<<<<
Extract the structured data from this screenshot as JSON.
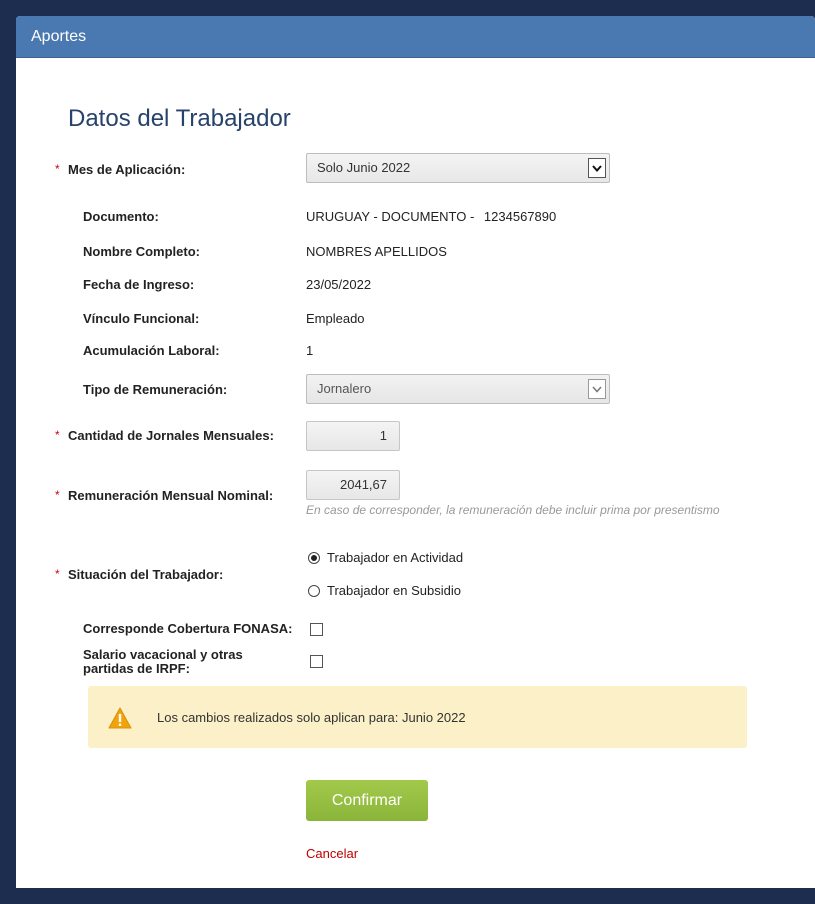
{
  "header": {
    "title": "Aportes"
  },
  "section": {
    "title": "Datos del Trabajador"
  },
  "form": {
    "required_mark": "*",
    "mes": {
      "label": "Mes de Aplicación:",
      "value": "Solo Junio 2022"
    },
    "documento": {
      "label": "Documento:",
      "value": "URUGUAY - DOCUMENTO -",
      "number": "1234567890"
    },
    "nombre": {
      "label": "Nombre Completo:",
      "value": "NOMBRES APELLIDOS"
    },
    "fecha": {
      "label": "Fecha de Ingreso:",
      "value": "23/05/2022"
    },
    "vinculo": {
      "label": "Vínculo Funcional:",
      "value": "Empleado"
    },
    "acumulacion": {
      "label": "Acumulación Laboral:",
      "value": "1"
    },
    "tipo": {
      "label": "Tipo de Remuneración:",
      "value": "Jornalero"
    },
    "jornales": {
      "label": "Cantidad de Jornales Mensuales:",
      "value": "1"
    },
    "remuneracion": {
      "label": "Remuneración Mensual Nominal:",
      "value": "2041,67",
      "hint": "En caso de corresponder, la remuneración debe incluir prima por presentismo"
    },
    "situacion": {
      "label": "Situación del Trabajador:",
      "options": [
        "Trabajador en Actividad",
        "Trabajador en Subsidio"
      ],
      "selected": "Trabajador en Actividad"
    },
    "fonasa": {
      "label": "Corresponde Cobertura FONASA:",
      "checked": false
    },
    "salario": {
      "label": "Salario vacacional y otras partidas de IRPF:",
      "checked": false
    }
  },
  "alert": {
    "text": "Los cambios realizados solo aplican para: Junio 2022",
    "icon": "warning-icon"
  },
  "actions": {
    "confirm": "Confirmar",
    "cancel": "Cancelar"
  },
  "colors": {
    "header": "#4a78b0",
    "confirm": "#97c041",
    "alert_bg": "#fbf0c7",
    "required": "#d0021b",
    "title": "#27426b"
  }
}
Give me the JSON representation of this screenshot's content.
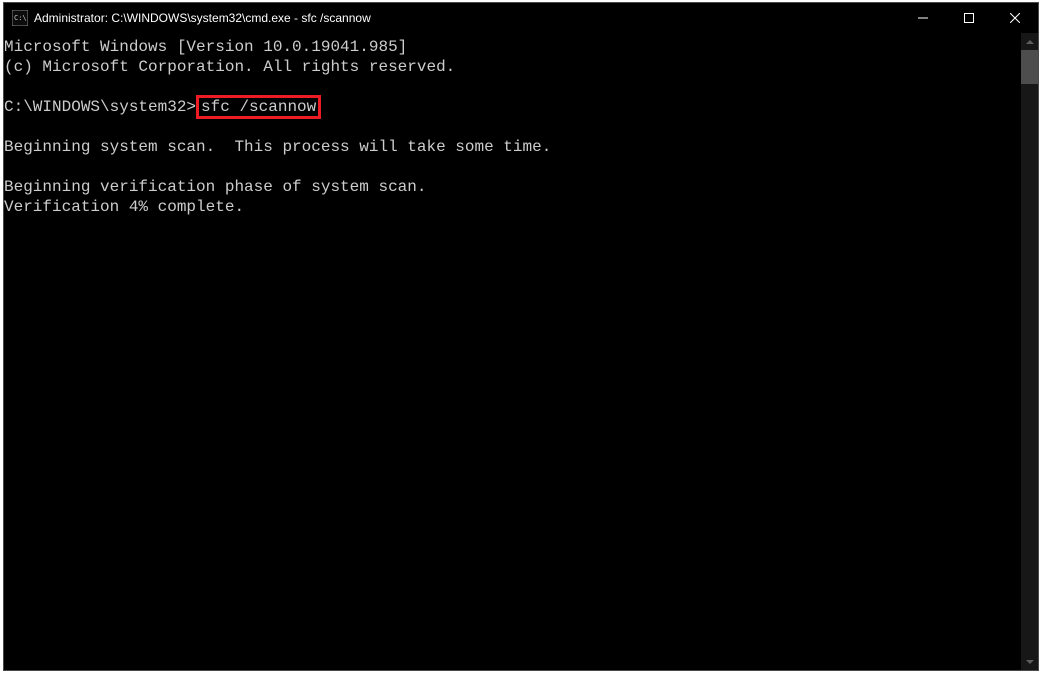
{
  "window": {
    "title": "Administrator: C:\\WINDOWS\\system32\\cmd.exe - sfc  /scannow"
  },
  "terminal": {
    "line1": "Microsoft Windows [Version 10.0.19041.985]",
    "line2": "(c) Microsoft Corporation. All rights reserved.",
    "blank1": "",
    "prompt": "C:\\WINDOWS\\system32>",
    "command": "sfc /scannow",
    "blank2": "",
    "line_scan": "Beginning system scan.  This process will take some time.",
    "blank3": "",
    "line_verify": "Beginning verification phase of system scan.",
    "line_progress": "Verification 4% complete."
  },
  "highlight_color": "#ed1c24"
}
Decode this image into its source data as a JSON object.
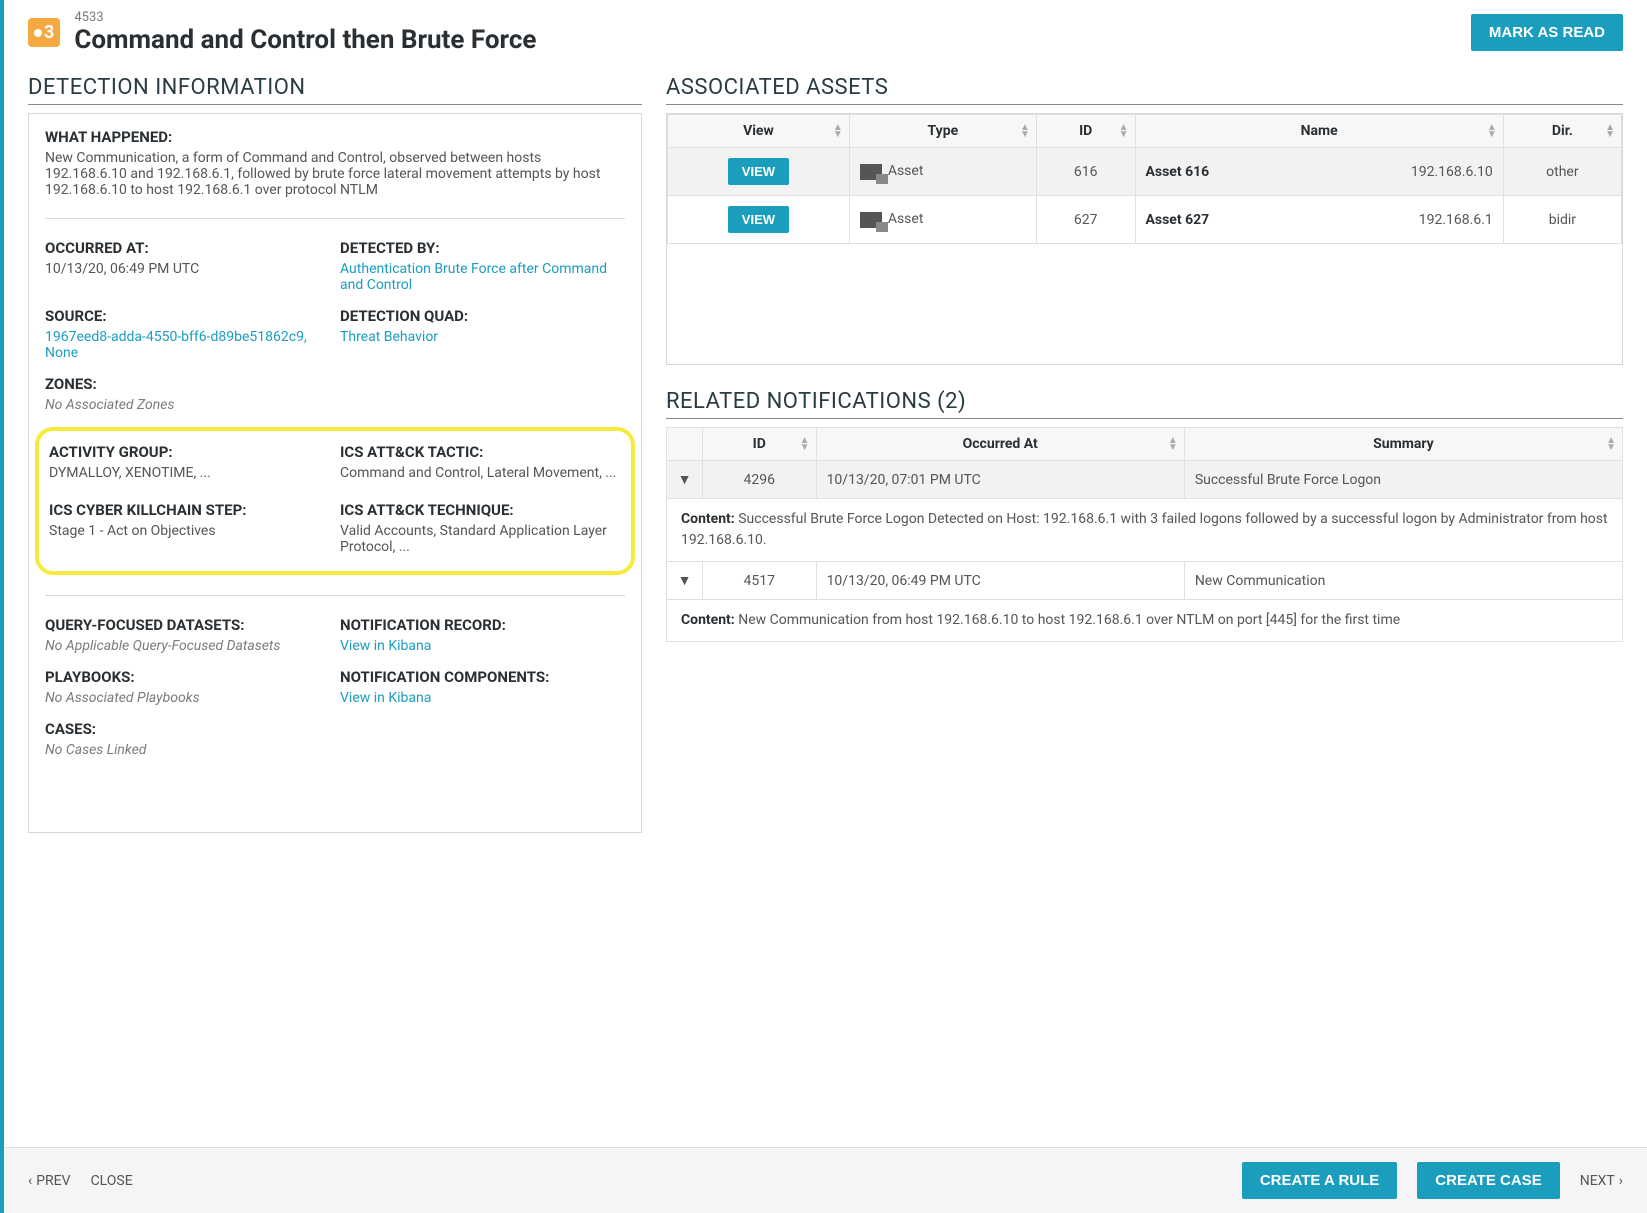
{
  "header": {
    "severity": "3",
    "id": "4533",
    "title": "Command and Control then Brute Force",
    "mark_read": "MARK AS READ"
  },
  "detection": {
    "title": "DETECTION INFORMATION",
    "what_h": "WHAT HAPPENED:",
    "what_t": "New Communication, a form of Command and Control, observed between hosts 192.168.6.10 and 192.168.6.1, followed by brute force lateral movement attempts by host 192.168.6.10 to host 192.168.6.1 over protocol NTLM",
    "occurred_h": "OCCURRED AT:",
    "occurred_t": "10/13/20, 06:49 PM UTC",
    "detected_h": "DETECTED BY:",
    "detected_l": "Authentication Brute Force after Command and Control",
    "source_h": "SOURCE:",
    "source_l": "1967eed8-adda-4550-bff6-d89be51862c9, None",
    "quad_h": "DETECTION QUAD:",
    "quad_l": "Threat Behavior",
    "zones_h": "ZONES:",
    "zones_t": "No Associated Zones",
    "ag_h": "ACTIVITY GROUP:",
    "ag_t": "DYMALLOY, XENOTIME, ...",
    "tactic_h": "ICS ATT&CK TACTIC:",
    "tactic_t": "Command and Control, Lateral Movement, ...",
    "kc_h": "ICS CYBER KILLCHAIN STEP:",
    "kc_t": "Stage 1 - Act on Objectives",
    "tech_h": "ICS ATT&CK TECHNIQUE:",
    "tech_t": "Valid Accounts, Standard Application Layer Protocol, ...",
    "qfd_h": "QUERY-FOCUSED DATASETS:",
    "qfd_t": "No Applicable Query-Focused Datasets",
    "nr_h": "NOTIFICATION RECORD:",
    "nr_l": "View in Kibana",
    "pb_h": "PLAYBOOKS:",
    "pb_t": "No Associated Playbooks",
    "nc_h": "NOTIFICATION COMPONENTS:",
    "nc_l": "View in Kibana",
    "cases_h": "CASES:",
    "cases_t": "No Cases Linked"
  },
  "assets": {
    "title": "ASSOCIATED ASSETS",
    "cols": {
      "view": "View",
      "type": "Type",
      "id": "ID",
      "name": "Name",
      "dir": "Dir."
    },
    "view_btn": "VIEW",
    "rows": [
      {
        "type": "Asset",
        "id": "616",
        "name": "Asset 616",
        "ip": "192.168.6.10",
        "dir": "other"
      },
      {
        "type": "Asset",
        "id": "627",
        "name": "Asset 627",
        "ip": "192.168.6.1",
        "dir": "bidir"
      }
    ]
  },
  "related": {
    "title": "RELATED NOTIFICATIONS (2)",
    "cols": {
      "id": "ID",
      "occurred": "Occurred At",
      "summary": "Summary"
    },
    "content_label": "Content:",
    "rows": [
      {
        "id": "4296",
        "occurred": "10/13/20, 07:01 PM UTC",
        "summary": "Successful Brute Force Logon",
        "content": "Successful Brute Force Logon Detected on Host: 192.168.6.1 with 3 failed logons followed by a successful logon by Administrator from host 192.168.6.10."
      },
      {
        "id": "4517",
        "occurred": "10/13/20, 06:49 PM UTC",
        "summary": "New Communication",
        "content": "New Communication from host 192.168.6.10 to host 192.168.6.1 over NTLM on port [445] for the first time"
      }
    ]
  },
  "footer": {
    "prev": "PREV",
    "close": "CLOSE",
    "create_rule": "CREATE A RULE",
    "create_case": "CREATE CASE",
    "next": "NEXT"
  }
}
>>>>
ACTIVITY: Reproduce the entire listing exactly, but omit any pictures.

WRITTEN SOLUTION:
Extract the structured data from this screenshot as JSON.
{
  "header": {
    "title": "Aportes"
  },
  "section": {
    "title": "Datos del Trabajador"
  },
  "form": {
    "required_mark": "*",
    "mes": {
      "label": "Mes de Aplicación:",
      "value": "Solo Junio 2022"
    },
    "documento": {
      "label": "Documento:",
      "value": "URUGUAY - DOCUMENTO -",
      "number": "1234567890"
    },
    "nombre": {
      "label": "Nombre Completo:",
      "value": "NOMBRES APELLIDOS"
    },
    "fecha": {
      "label": "Fecha de Ingreso:",
      "value": "23/05/2022"
    },
    "vinculo": {
      "label": "Vínculo Funcional:",
      "value": "Empleado"
    },
    "acumulacion": {
      "label": "Acumulación Laboral:",
      "value": "1"
    },
    "tipo": {
      "label": "Tipo de Remuneración:",
      "value": "Jornalero"
    },
    "jornales": {
      "label": "Cantidad de Jornales Mensuales:",
      "value": "1"
    },
    "remuneracion": {
      "label": "Remuneración Mensual Nominal:",
      "value": "2041,67",
      "hint": "En caso de corresponder, la remuneración debe incluir prima por presentismo"
    },
    "situacion": {
      "label": "Situación del Trabajador:",
      "options": [
        "Trabajador en Actividad",
        "Trabajador en Subsidio"
      ],
      "selected": "Trabajador en Actividad"
    },
    "fonasa": {
      "label": "Corresponde Cobertura FONASA:",
      "checked": false
    },
    "salario": {
      "label": "Salario vacacional y otras partidas de IRPF:",
      "checked": false
    }
  },
  "alert": {
    "text": "Los cambios realizados solo aplican para: Junio 2022",
    "icon": "warning-icon"
  },
  "actions": {
    "confirm": "Confirmar",
    "cancel": "Cancelar"
  },
  "colors": {
    "header": "#4a78b0",
    "confirm": "#97c041",
    "alert_bg": "#fbf0c7",
    "required": "#d0021b",
    "title": "#27426b"
  }
}
Give me the JSON representation of this screenshot's content.
{
  "window": {
    "title": "Administrator: C:\\WINDOWS\\system32\\cmd.exe - sfc  /scannow"
  },
  "terminal": {
    "line1": "Microsoft Windows [Version 10.0.19041.985]",
    "line2": "(c) Microsoft Corporation. All rights reserved.",
    "blank1": "",
    "prompt": "C:\\WINDOWS\\system32>",
    "command": "sfc /scannow",
    "blank2": "",
    "line_scan": "Beginning system scan.  This process will take some time.",
    "blank3": "",
    "line_verify": "Beginning verification phase of system scan.",
    "line_progress": "Verification 4% complete."
  },
  "highlight_color": "#ed1c24"
}
Decode this image into its source data as a JSON object.
{
  "header": {
    "severity": "3",
    "id": "4533",
    "title": "Command and Control then Brute Force",
    "mark_read": "MARK AS READ"
  },
  "detection": {
    "title": "DETECTION INFORMATION",
    "what_h": "WHAT HAPPENED:",
    "what_t": "New Communication, a form of Command and Control, observed between hosts 192.168.6.10 and 192.168.6.1, followed by brute force lateral movement attempts by host 192.168.6.10 to host 192.168.6.1 over protocol NTLM",
    "occurred_h": "OCCURRED AT:",
    "occurred_t": "10/13/20, 06:49 PM UTC",
    "detected_h": "DETECTED BY:",
    "detected_l": "Authentication Brute Force after Command and Control",
    "source_h": "SOURCE:",
    "source_l": "1967eed8-adda-4550-bff6-d89be51862c9, None",
    "quad_h": "DETECTION QUAD:",
    "quad_l": "Threat Behavior",
    "zones_h": "ZONES:",
    "zones_t": "No Associated Zones",
    "ag_h": "ACTIVITY GROUP:",
    "ag_t": "DYMALLOY, XENOTIME, ...",
    "tactic_h": "ICS ATT&CK TACTIC:",
    "tactic_t": "Command and Control, Lateral Movement, ...",
    "kc_h": "ICS CYBER KILLCHAIN STEP:",
    "kc_t": "Stage 1 - Act on Objectives",
    "tech_h": "ICS ATT&CK TECHNIQUE:",
    "tech_t": "Valid Accounts, Standard Application Layer Protocol, ...",
    "qfd_h": "QUERY-FOCUSED DATASETS:",
    "qfd_t": "No Applicable Query-Focused Datasets",
    "nr_h": "NOTIFICATION RECORD:",
    "nr_l": "View in Kibana",
    "pb_h": "PLAYBOOKS:",
    "pb_t": "No Associated Playbooks",
    "nc_h": "NOTIFICATION COMPONENTS:",
    "nc_l": "View in Kibana",
    "cases_h": "CASES:",
    "cases_t": "No Cases Linked"
  },
  "assets": {
    "title": "ASSOCIATED ASSETS",
    "cols": {
      "view": "View",
      "type": "Type",
      "id": "ID",
      "name": "Name",
      "dir": "Dir."
    },
    "view_btn": "VIEW",
    "rows": [
      {
        "type": "Asset",
        "id": "616",
        "name": "Asset 616",
        "ip": "192.168.6.10",
        "dir": "other"
      },
      {
        "type": "Asset",
        "id": "627",
        "name": "Asset 627",
        "ip": "192.168.6.1",
        "dir": "bidir"
      }
    ]
  },
  "related": {
    "title": "RELATED NOTIFICATIONS (2)",
    "cols": {
      "id": "ID",
      "occurred": "Occurred At",
      "summary": "Summary"
    },
    "content_label": "Content:",
    "rows": [
      {
        "id": "4296",
        "occurred": "10/13/20, 07:01 PM UTC",
        "summary": "Successful Brute Force Logon",
        "content": "Successful Brute Force Logon Detected on Host: 192.168.6.1 with 3 failed logons followed by a successful logon by Administrator from host 192.168.6.10."
      },
      {
        "id": "4517",
        "occurred": "10/13/20, 06:49 PM UTC",
        "summary": "New Communication",
        "content": "New Communication from host 192.168.6.10 to host 192.168.6.1 over NTLM on port [445] for the first time"
      }
    ]
  },
  "footer": {
    "prev": "PREV",
    "close": "CLOSE",
    "create_rule": "CREATE A RULE",
    "create_case": "CREATE CASE",
    "next": "NEXT"
  }
}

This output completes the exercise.